Alcohol can cause both short-term effects, such as lowered inhibitions, and long-term effects, including a weakened immune system.  You won’t necessarily feel alcohol’s impact on your body right away, but it starts from the moment you take your first sip.

Many people assume the occasional beer or glass of wine, at mealtimes or special occasions, doesn’t present any cause for concern as they never become intoxicated or drink regularly.  Nevertheless, drinking any amount of alcohol can potentially lead to unwanted health consequences.  People who binge drink or drink heavily may notice more health effects sooner, but alcohol also poses some risks for people who drink in moderation.
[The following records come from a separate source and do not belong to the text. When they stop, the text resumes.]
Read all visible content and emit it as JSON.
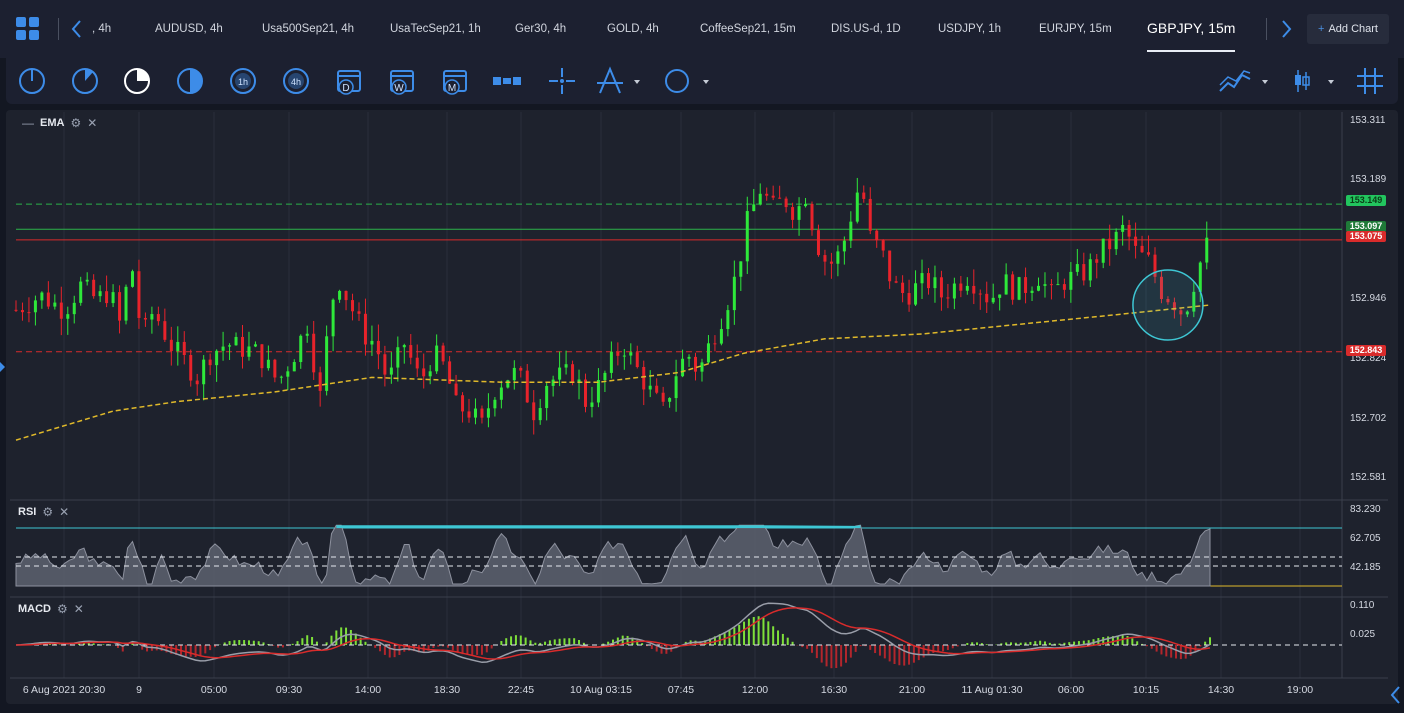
{
  "tabs": [
    {
      "label": ", 4h",
      "x": 92
    },
    {
      "label": "AUDUSD, 4h",
      "x": 155
    },
    {
      "label": "Usa500Sep21, 4h",
      "x": 262
    },
    {
      "label": "UsaTecSep21, 1h",
      "x": 390
    },
    {
      "label": "Ger30, 4h",
      "x": 515
    },
    {
      "label": "GOLD, 4h",
      "x": 607
    },
    {
      "label": "CoffeeSep21, 15m",
      "x": 700
    },
    {
      "label": "DIS.US-d, 1D",
      "x": 831
    },
    {
      "label": "USDJPY, 1h",
      "x": 938
    },
    {
      "label": "EURJPY, 15m",
      "x": 1039
    },
    {
      "label": "GBPJPY, 15m",
      "x": 1147,
      "active": true
    }
  ],
  "add_chart_label": "Add Chart",
  "toolbar": {
    "tools": [
      {
        "name": "period-1-icon",
        "label": ""
      },
      {
        "name": "period-2-icon",
        "label": ""
      },
      {
        "name": "period-3-icon",
        "label": ""
      },
      {
        "name": "period-half-icon",
        "label": ""
      },
      {
        "name": "period-1h-icon",
        "label": "1h"
      },
      {
        "name": "period-4h-icon",
        "label": "4h"
      },
      {
        "name": "calendar-day-icon",
        "label": "D"
      },
      {
        "name": "calendar-week-icon",
        "label": "W"
      },
      {
        "name": "calendar-month-icon",
        "label": "M"
      }
    ]
  },
  "indicators": {
    "ema_label": "EMA",
    "rsi_label": "RSI",
    "macd_label": "MACD"
  },
  "price_axis": [
    "153.311",
    "153.189",
    "152.946",
    "152.824",
    "152.702",
    "152.581"
  ],
  "price_tags": [
    {
      "value": "153.149",
      "color": "#22c55e",
      "text_color": "#0b3d17"
    },
    {
      "value": "153.097",
      "color": "#1f7a38",
      "text_color": "#ffffff"
    },
    {
      "value": "153.075",
      "color": "#d92b2b",
      "text_color": "#ffffff"
    },
    {
      "value": "152.843",
      "color": "#d92b2b",
      "text_color": "#ffffff"
    }
  ],
  "rsi_axis": [
    "83.230",
    "62.705",
    "42.185"
  ],
  "macd_axis": [
    "0.110",
    "0.025"
  ],
  "time_axis": [
    "6 Aug 2021 20:30",
    "9",
    "05:00",
    "09:30",
    "14:00",
    "18:30",
    "22:45",
    "10 Aug 03:15",
    "07:45",
    "12:00",
    "16:30",
    "21:00",
    "11 Aug 01:30",
    "06:00",
    "10:15",
    "14:30",
    "19:00"
  ],
  "colors": {
    "up": "#2ee83a",
    "down": "#e8232b",
    "ema": "#e0b92a",
    "accent": "#3d8ce8",
    "circle": "#3ec7d4"
  },
  "chart_data": {
    "type": "candlestick",
    "symbol": "GBPJPY, 15m",
    "ylim": [
      152.54,
      153.34
    ],
    "horizontal_lines": [
      {
        "value": 153.149,
        "color": "green",
        "style": "dashed"
      },
      {
        "value": 153.097,
        "color": "green",
        "style": "solid"
      },
      {
        "value": 153.075,
        "color": "red",
        "style": "solid"
      },
      {
        "value": 152.843,
        "color": "red",
        "style": "dashed"
      }
    ],
    "close_path": [
      [
        0,
        152.93
      ],
      [
        15,
        152.96
      ],
      [
        30,
        152.93
      ],
      [
        40,
        152.98
      ],
      [
        50,
        152.95
      ],
      [
        58,
        152.97
      ],
      [
        66,
        152.88
      ],
      [
        70,
        153.06
      ],
      [
        78,
        152.87
      ],
      [
        85,
        152.93
      ],
      [
        95,
        152.86
      ],
      [
        105,
        152.82
      ],
      [
        112,
        152.79
      ],
      [
        120,
        152.84
      ],
      [
        130,
        152.86
      ],
      [
        140,
        152.85
      ],
      [
        150,
        152.84
      ],
      [
        162,
        152.78
      ],
      [
        172,
        152.84
      ],
      [
        180,
        152.9
      ],
      [
        188,
        152.75
      ],
      [
        195,
        152.95
      ],
      [
        200,
        152.99
      ],
      [
        208,
        152.93
      ],
      [
        215,
        152.88
      ],
      [
        222,
        152.86
      ],
      [
        230,
        152.78
      ],
      [
        240,
        152.86
      ],
      [
        250,
        152.78
      ],
      [
        258,
        152.84
      ],
      [
        265,
        152.81
      ],
      [
        272,
        152.73
      ],
      [
        280,
        152.72
      ],
      [
        288,
        152.69
      ],
      [
        295,
        152.76
      ],
      [
        302,
        152.79
      ],
      [
        310,
        152.8
      ],
      [
        320,
        152.72
      ],
      [
        328,
        152.78
      ],
      [
        335,
        152.79
      ],
      [
        345,
        152.8
      ],
      [
        352,
        152.74
      ],
      [
        360,
        152.77
      ],
      [
        368,
        152.82
      ],
      [
        375,
        152.86
      ],
      [
        385,
        152.8
      ],
      [
        392,
        152.76
      ],
      [
        400,
        152.72
      ],
      [
        408,
        152.8
      ],
      [
        415,
        152.84
      ],
      [
        422,
        152.8
      ],
      [
        430,
        152.87
      ],
      [
        438,
        152.93
      ],
      [
        445,
        153.0
      ],
      [
        452,
        153.11
      ],
      [
        460,
        153.18
      ],
      [
        468,
        153.14
      ],
      [
        475,
        153.16
      ],
      [
        482,
        153.13
      ],
      [
        488,
        153.17
      ],
      [
        495,
        153.07
      ],
      [
        502,
        153.02
      ],
      [
        510,
        153.05
      ],
      [
        518,
        153.15
      ],
      [
        522,
        153.2
      ],
      [
        528,
        153.08
      ],
      [
        535,
        153.05
      ],
      [
        542,
        152.98
      ],
      [
        550,
        152.96
      ],
      [
        558,
        152.98
      ],
      [
        565,
        152.99
      ],
      [
        572,
        152.96
      ],
      [
        580,
        152.98
      ],
      [
        588,
        153.0
      ],
      [
        595,
        152.98
      ],
      [
        602,
        152.95
      ],
      [
        610,
        152.99
      ],
      [
        618,
        152.97
      ],
      [
        625,
        152.98
      ],
      [
        632,
        153.0
      ],
      [
        640,
        152.96
      ],
      [
        648,
        152.99
      ],
      [
        655,
        153.0
      ],
      [
        662,
        153.01
      ],
      [
        670,
        153.05
      ],
      [
        678,
        153.07
      ],
      [
        685,
        153.1
      ],
      [
        692,
        153.05
      ],
      [
        700,
        153.03
      ],
      [
        708,
        152.97
      ],
      [
        715,
        152.95
      ],
      [
        722,
        152.92
      ],
      [
        730,
        153.01
      ],
      [
        738,
        153.08
      ]
    ],
    "ema_path": [
      [
        0,
        152.66
      ],
      [
        60,
        152.72
      ],
      [
        100,
        152.74
      ],
      [
        160,
        152.76
      ],
      [
        220,
        152.79
      ],
      [
        300,
        152.78
      ],
      [
        360,
        152.78
      ],
      [
        410,
        152.8
      ],
      [
        450,
        152.84
      ],
      [
        500,
        152.87
      ],
      [
        560,
        152.88
      ],
      [
        620,
        152.9
      ],
      [
        680,
        152.92
      ],
      [
        738,
        152.94
      ]
    ],
    "highlight_circle": {
      "x": 712,
      "y": 152.94
    }
  }
}
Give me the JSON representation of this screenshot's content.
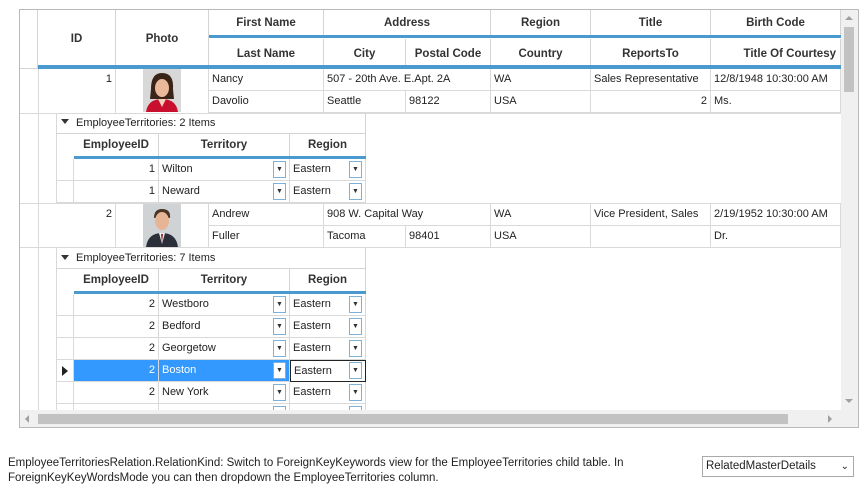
{
  "headers": {
    "id": "ID",
    "photo": "Photo",
    "first_name": "First Name",
    "last_name": "Last Name",
    "address": "Address",
    "city": "City",
    "postal_code": "Postal Code",
    "region": "Region",
    "country": "Country",
    "title": "Title",
    "reports_to": "ReportsTo",
    "birth_code": "Birth Code",
    "title_of_courtesy": "Title Of Courtesy"
  },
  "employees": [
    {
      "id": "1",
      "first_name": "Nancy",
      "last_name": "Davolio",
      "address": "507 - 20th Ave. E.Apt. 2A",
      "city": "Seattle",
      "postal_code": "98122",
      "region": "WA",
      "country": "USA",
      "title": "Sales Representative",
      "reports_to": "2",
      "birth": "12/8/1948 10:30:00 AM",
      "courtesy": "Ms.",
      "photo_icon": "person-photo-woman"
    },
    {
      "id": "2",
      "first_name": "Andrew",
      "last_name": "Fuller",
      "address": "908 W. Capital Way",
      "city": "Tacoma",
      "postal_code": "98401",
      "region": "WA",
      "country": "USA",
      "title": "Vice President, Sales",
      "reports_to": "",
      "birth": "2/19/1952 10:30:00 AM",
      "courtesy": "Dr.",
      "photo_icon": "person-photo-man"
    }
  ],
  "child_headers": {
    "employee_id": "EmployeeID",
    "territory": "Territory",
    "region": "Region"
  },
  "child1": {
    "title": "EmployeeTerritories: 2 Items",
    "rows": [
      {
        "id": "1",
        "territory": "Wilton",
        "region": "Eastern"
      },
      {
        "id": "1",
        "territory": "Neward",
        "region": "Eastern"
      }
    ]
  },
  "child2": {
    "title": "EmployeeTerritories: 7 Items",
    "rows": [
      {
        "id": "2",
        "territory": "Westboro",
        "region": "Eastern"
      },
      {
        "id": "2",
        "territory": "Bedford",
        "region": "Eastern"
      },
      {
        "id": "2",
        "territory": "Georgetow",
        "region": "Eastern"
      },
      {
        "id": "2",
        "territory": "Boston",
        "region": "Eastern"
      },
      {
        "id": "2",
        "territory": "New York",
        "region": "Eastern"
      }
    ]
  },
  "description": {
    "line1": "EmployeeTerritoriesRelation.RelationKind:  Switch to ForeignKeyKeywords view for the EmployeeTerritories child table. In",
    "line2": "ForeignKeyKeyWordsMode you can then dropdown the EmployeeTerritories column."
  },
  "relation_select": {
    "value": "RelatedMasterDetails"
  },
  "colors": {
    "accent": "#4a9ad0",
    "selection": "#3399ff"
  }
}
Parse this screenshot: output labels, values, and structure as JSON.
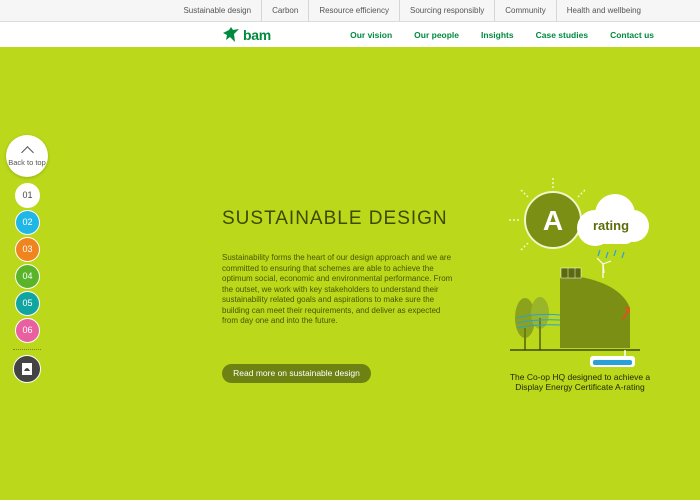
{
  "top_nav": {
    "items": [
      "Sustainable design",
      "Carbon",
      "Resource efficiency",
      "Sourcing responsibly",
      "Community",
      "Health and wellbeing"
    ]
  },
  "header": {
    "logo_text": "bam",
    "nav": [
      "Our vision",
      "Our people",
      "Insights",
      "Case studies",
      "Contact us"
    ]
  },
  "side_nav": {
    "back_to_top": "Back to top",
    "sections": [
      {
        "label": "01",
        "color": "#ffffff"
      },
      {
        "label": "02",
        "color": "#1fb7e6"
      },
      {
        "label": "03",
        "color": "#f0841e"
      },
      {
        "label": "04",
        "color": "#5ab42a"
      },
      {
        "label": "05",
        "color": "#11a4a0"
      },
      {
        "label": "06",
        "color": "#e8609f"
      }
    ],
    "pdf_icon": "pdf-download-icon"
  },
  "content": {
    "title": "SUSTAINABLE DESIGN",
    "body": "Sustainability forms the heart of our design approach and we are committed to ensuring that schemes are able to achieve the optimum social, economic and environmental performance. From the outset, we work with key stakeholders to understand their sustainability related goals and aspirations to make sure the building can meet their requirements, and deliver as expected from day one and into the future.",
    "button": "Read more on sustainable design"
  },
  "illustration": {
    "rating_letter": "A",
    "rating_word": "rating",
    "caption": "The Co-op HQ designed to achieve a Display Energy Certificate A-rating"
  },
  "colors": {
    "background": "#bbd91a",
    "brand_green": "#008a3e",
    "button": "#6d8212",
    "illustration_dark": "#7a8f13"
  }
}
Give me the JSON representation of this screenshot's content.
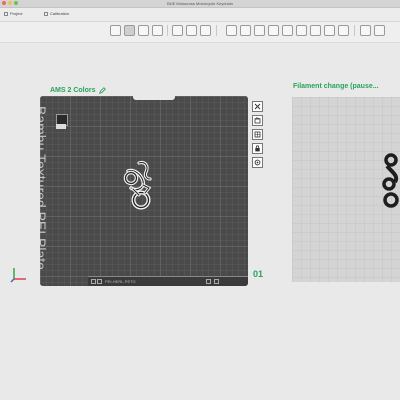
{
  "window": {
    "title": "BDE Motocross Motorcycle Keychain"
  },
  "tabs": [
    {
      "label": "Project"
    },
    {
      "label": "Calibration"
    }
  ],
  "toolbar": {
    "buttons": [
      "import-icon",
      "plate-icon",
      "arrange-icon",
      "grid-icon",
      "orient-icon",
      "layers-icon",
      "split-icon",
      "cut-icon",
      "move-icon",
      "rotate-icon",
      "scale-icon",
      "support-icon",
      "paint-icon",
      "seam-icon",
      "text-icon",
      "measure-icon",
      "assemble-icon",
      "view-icon"
    ]
  },
  "plate1": {
    "label": "AMS 2 Colors",
    "edit_icon": "pencil-icon",
    "bed_text": "Bambu Textured PEI Plate",
    "bottom_text": "PEI-HERL-PETG",
    "number": "01",
    "icons": [
      "close-icon",
      "auto-orient-icon",
      "arrange-icon",
      "lock-icon",
      "settings-icon"
    ]
  },
  "plate2": {
    "label": "Filament change (pause..."
  },
  "colors": {
    "accent": "#27a35a",
    "bed": "#4a4a4a",
    "bed_faded": "#d4d4d4"
  }
}
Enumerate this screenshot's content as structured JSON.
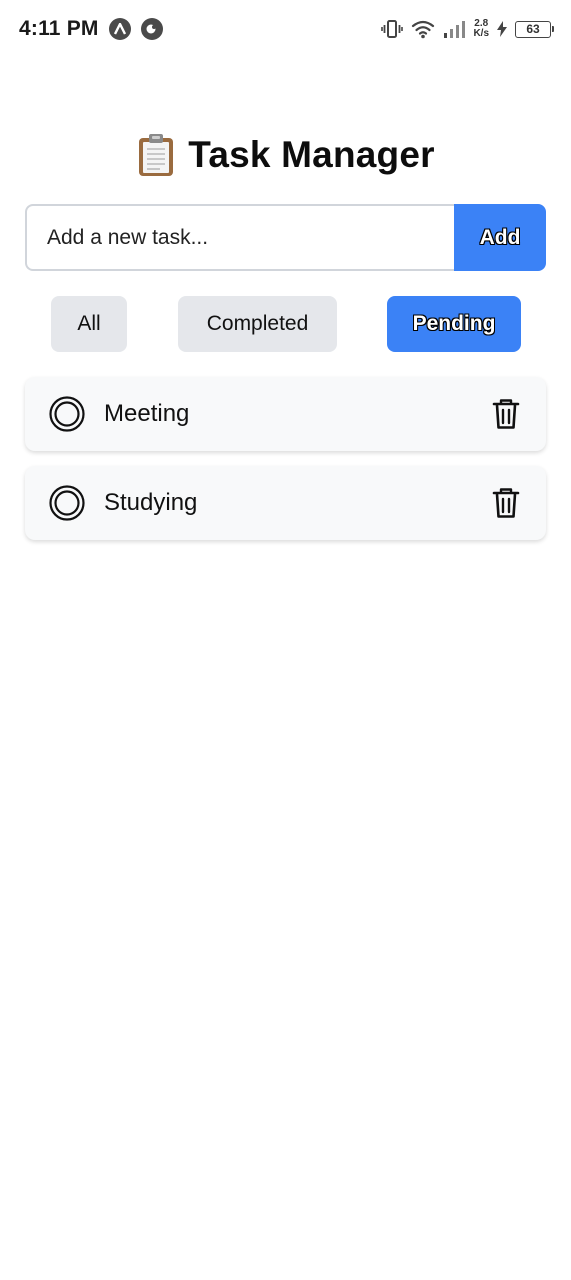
{
  "status_bar": {
    "time": "4:11 PM",
    "speed_value": "2.8",
    "speed_unit": "K/s",
    "battery": "63"
  },
  "header": {
    "icon": "clipboard-icon",
    "title": "Task Manager"
  },
  "input": {
    "placeholder": "Add a new task...",
    "value": ""
  },
  "add_button": {
    "label": "Add"
  },
  "filters": {
    "all": "All",
    "completed": "Completed",
    "pending": "Pending",
    "active": "Pending"
  },
  "tasks": [
    {
      "text": "Meeting",
      "completed": false
    },
    {
      "text": "Studying",
      "completed": false
    }
  ],
  "colors": {
    "accent": "#3b82f6",
    "filter_inactive": "#e5e7eb",
    "task_bg": "#f8f9fa",
    "input_border": "#d1d5db"
  }
}
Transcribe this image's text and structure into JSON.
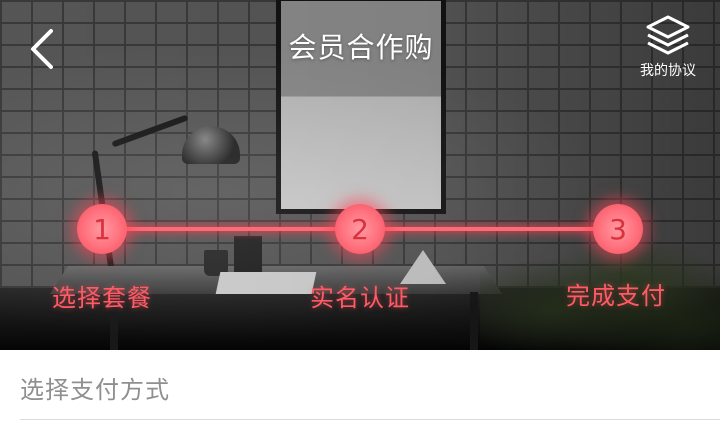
{
  "header": {
    "title": "会员合作购",
    "back_icon": "chevron-left-icon",
    "agreement": {
      "icon": "layers-icon",
      "label": "我的协议"
    }
  },
  "steps": [
    {
      "number": "1",
      "label": "选择套餐"
    },
    {
      "number": "2",
      "label": "实名认证"
    },
    {
      "number": "3",
      "label": "完成支付"
    }
  ],
  "payment": {
    "section_title": "选择支付方式"
  },
  "colors": {
    "step_accent": "#ff5b66",
    "text_white": "#ffffff",
    "section_text": "#8f8f8f"
  }
}
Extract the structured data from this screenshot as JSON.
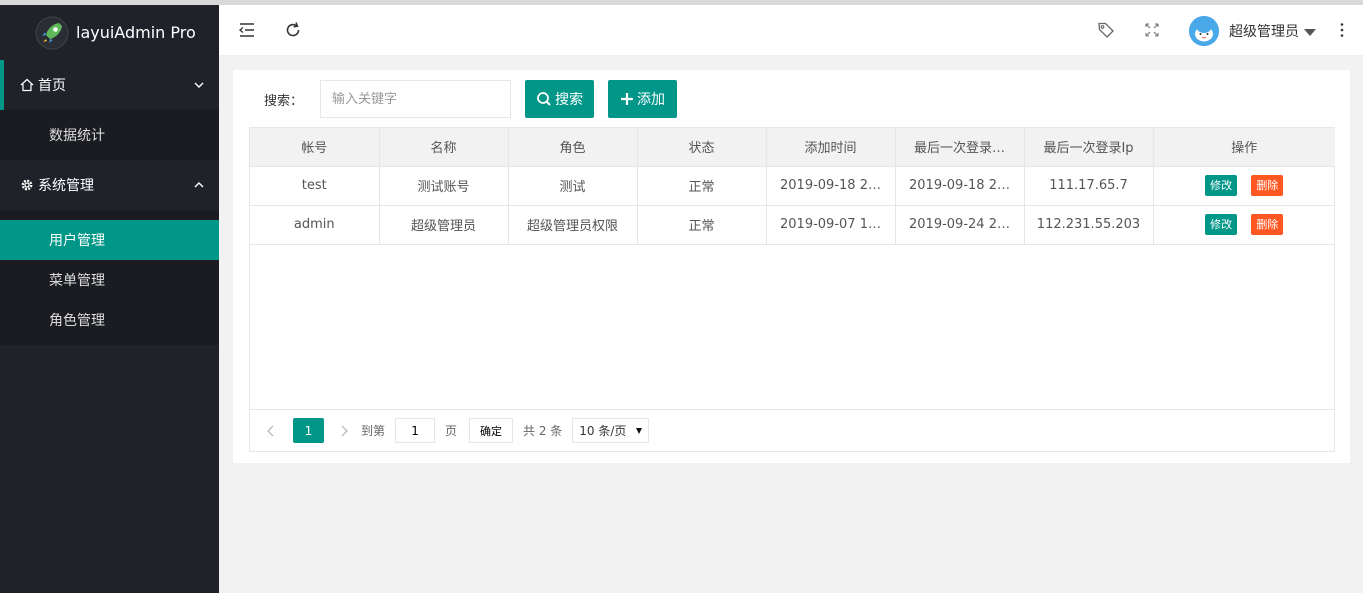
{
  "app": {
    "title": "layuiAdmin Pro"
  },
  "sidebar": {
    "home": {
      "label": "首页",
      "children": [
        "数据统计"
      ]
    },
    "system": {
      "label": "系统管理",
      "children": [
        "用户管理",
        "菜单管理",
        "角色管理"
      ]
    }
  },
  "header": {
    "user_name": "超级管理员"
  },
  "search": {
    "label": "搜索：",
    "placeholder": "输入关键字",
    "search_button": "搜索",
    "add_button": "添加"
  },
  "table": {
    "columns": [
      "帐号",
      "名称",
      "角色",
      "状态",
      "添加时间",
      "最后一次登录…",
      "最后一次登录Ip",
      "操作"
    ],
    "rows": [
      [
        "test",
        "测试账号",
        "测试",
        "正常",
        "2019-09-18 2…",
        "2019-09-18 2…",
        "111.17.65.7"
      ],
      [
        "admin",
        "超级管理员",
        "超级管理员权限",
        "正常",
        "2019-09-07 1…",
        "2019-09-24 2…",
        "112.231.55.203"
      ]
    ],
    "edit_label": "修改",
    "delete_label": "删除"
  },
  "pager": {
    "current": "1",
    "goto_label": "到第",
    "page_input": "1",
    "page_unit": "页",
    "confirm": "确定",
    "total": "共 2 条",
    "per_page": "10 条/页"
  },
  "colors": {
    "primary": "#009688",
    "danger": "#ff5722",
    "sidebar_bg": "#20222a"
  }
}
What does it mean to drink in moderation?

Current guidelines define moderate drinking as:

  • 1 or fewer drinks each day for women.
  • 2 or fewer drinks each day for men.

Short-term effects of alcohol

Temporary effects while drinking alcohol (or shortly after) can include:

  • Lowered inhibitions.
  • Impulsive behaviour.
  • Slowed or slurred speech.
  • Nausea, vomiting and or diarrhoea.
  • Feelings of relaxation or drowsiness.
  • A sense of euphoria or giddiness.
  • Changes in mood.
  • Changes in hearing, vision and perception.
  • Loss of coordination.
  • Trouble focusing or making decisions.
  • Loss of consciousness or gaps in memory (often called a blackout).

Some of these effects, might show up quickly after just one drink, and others, may develop after a few drinks.

Dehydration-related effects, like nausea, headache, and dizziness, might not appear for a few hours, and they can also depend on what you drink, how much you drink and if you also drink water.

These effects might not last very long, but that doesn’t make them insignificant.  Impulsiveness, loss of coordination and changes in mood can affect your judgment and behaviour and contribute to more far-reaching effects, including accidents, injuries and decisions you later regret.

Long-term effects of alcohol

Alcohol use can also lead to more lasting concerns.  Some long-term effects of frequently drinking alcohol can include:

  • Persistent changes in mood, including anxiety and irritability.
  • Insomnia and other sleep concerns.
  • A weakened immune system, meaning you might get sick more often.
  • Changes in libido and sexual function.
  • Changes in appetite and weight.
  • Problems with memory and concentration.
  • Difficulty focusing on tasks.
  • Increased tension and conflict in relationships.

Alcohol safety tips

There’s no entirely safe way to consume alcohol, but if you choose to drink, these tips can help reduce some risks:

  • Make sure you eat. Avoid drinking on an empty stomach to avoid becoming intoxicated too fast.  Eating a nutritious meal before drinking alcohol can help you avoid a hangover or getting too drunk.  Foods high in protein and healthy fats can help slow alcohol absorption.  Foods rich in potassium and electrolytes can help with the after effects of dehydration.
  • Drink plenty of water. For every standard drink you consume aim to have a glass of water.
  • Don’t drink too fast. Drink slowly to give your body plenty of time to process the alcohol.  Your body can usually only process one standard drink per hour.
  • Don’t drink and drive. Never drive while intoxicated.  Even if you feel like you’ve sobered up, you may still have alcohol in your system that can affect your reaction time.
  • Don’t mix with other substances. Mixing alcohol with caffeine can hide the depressant effects of alcohol, making you drink more than you might otherwise.  Drinking coffee or an energy drink to “sober up” may make you feel more awake, but it may also make you more inclined to make the mistake of trying to drive while under the influence.  Combining alcohol with other drugs can also have adverse effects.